> TASK DATA
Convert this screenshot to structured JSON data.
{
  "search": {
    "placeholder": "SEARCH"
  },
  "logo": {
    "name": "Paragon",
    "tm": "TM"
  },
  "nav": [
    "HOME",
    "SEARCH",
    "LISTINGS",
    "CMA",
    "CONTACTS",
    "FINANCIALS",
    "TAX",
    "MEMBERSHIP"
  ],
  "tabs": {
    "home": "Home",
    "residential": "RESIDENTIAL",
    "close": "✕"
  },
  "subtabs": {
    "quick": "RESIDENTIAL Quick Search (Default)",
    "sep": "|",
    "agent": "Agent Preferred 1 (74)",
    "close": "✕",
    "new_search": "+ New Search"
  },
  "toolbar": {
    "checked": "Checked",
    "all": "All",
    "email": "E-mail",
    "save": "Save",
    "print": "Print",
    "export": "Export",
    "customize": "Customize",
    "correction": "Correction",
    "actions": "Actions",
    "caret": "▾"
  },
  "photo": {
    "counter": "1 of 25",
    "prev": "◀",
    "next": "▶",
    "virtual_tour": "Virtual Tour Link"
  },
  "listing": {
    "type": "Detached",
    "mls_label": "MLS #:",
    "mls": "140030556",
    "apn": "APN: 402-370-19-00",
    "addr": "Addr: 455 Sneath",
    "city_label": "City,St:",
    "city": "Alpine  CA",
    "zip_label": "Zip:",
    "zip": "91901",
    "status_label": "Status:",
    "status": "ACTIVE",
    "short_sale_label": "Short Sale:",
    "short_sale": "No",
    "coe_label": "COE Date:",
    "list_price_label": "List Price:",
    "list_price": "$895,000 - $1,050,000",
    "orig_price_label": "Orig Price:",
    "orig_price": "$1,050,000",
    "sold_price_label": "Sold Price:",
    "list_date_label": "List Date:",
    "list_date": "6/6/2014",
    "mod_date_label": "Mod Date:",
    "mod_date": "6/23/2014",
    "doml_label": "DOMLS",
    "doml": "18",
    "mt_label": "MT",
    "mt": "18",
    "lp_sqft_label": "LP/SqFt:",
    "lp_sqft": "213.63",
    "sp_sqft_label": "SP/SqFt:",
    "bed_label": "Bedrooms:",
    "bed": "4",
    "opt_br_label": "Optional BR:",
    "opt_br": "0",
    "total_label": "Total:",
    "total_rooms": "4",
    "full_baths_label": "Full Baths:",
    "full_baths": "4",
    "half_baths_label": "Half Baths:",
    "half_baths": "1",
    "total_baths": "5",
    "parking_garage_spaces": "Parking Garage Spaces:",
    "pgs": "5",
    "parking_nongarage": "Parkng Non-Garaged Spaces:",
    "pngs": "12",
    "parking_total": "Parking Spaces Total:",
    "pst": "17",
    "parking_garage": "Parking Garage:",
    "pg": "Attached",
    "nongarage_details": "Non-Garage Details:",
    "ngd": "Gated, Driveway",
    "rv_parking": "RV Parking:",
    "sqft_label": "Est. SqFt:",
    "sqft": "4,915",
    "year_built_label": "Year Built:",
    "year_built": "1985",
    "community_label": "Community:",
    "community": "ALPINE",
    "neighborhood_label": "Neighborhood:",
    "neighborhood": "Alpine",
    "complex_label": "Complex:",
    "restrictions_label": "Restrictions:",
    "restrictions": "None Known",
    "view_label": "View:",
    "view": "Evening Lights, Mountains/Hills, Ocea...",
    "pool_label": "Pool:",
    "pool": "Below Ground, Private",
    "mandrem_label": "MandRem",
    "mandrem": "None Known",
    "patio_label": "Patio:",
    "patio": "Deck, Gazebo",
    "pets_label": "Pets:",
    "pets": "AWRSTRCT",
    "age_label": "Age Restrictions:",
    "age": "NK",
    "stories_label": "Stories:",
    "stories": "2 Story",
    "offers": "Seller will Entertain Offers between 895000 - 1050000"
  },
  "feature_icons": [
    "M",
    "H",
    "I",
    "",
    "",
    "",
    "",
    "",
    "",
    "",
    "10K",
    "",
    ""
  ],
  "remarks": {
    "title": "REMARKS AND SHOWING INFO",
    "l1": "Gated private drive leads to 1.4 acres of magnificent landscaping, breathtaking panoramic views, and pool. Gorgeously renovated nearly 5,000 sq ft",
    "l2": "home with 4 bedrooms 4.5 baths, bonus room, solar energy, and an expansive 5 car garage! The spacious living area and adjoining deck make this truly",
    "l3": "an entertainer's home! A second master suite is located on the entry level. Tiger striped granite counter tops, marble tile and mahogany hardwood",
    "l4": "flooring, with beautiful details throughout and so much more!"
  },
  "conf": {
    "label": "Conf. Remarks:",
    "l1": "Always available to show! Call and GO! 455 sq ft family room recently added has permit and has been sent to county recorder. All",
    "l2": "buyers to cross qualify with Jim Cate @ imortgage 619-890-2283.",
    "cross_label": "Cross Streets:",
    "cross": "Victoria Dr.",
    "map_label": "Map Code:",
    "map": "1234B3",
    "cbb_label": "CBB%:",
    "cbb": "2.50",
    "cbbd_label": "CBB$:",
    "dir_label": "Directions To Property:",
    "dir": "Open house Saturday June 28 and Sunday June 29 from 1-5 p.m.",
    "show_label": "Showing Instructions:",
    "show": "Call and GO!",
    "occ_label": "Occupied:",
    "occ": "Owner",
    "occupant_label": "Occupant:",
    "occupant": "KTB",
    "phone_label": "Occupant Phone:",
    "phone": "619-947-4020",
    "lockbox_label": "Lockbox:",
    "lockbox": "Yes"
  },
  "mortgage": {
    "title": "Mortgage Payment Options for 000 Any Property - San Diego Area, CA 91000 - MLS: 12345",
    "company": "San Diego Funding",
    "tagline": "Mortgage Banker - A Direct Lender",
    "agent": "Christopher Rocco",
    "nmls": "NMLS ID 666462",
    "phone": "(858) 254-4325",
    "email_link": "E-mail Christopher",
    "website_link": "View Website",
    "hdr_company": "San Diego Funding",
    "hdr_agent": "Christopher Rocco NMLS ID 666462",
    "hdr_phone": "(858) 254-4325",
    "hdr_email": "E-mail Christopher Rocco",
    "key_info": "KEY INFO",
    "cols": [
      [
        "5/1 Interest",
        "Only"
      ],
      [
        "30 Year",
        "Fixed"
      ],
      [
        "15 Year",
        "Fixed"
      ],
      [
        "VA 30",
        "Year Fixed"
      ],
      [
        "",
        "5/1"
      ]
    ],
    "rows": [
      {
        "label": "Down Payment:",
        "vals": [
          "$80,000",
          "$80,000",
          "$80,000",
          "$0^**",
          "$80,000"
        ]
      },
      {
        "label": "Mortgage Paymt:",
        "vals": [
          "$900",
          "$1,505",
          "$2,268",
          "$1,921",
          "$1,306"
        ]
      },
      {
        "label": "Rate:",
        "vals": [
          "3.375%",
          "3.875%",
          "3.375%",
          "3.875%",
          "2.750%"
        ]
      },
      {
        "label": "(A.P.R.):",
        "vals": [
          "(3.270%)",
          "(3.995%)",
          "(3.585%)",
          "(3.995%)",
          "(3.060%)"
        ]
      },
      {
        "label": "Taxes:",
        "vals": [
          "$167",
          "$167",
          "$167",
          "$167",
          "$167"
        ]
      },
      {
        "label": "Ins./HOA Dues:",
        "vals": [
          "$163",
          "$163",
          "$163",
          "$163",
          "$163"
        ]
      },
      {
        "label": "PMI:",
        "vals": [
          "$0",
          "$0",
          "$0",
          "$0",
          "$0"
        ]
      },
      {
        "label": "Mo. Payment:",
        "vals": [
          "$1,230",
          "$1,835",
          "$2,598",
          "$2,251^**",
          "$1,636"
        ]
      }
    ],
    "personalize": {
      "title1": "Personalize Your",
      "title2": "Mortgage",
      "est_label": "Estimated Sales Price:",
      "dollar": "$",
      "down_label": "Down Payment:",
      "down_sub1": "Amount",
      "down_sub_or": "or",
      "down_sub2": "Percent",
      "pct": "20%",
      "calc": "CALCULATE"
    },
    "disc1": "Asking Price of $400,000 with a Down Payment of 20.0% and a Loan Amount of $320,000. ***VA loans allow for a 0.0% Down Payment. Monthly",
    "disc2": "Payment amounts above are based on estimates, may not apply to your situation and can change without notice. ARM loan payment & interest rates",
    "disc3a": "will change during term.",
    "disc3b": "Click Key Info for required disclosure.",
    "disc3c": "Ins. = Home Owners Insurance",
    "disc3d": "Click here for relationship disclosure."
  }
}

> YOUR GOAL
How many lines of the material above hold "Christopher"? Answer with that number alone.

> THE ANSWER
4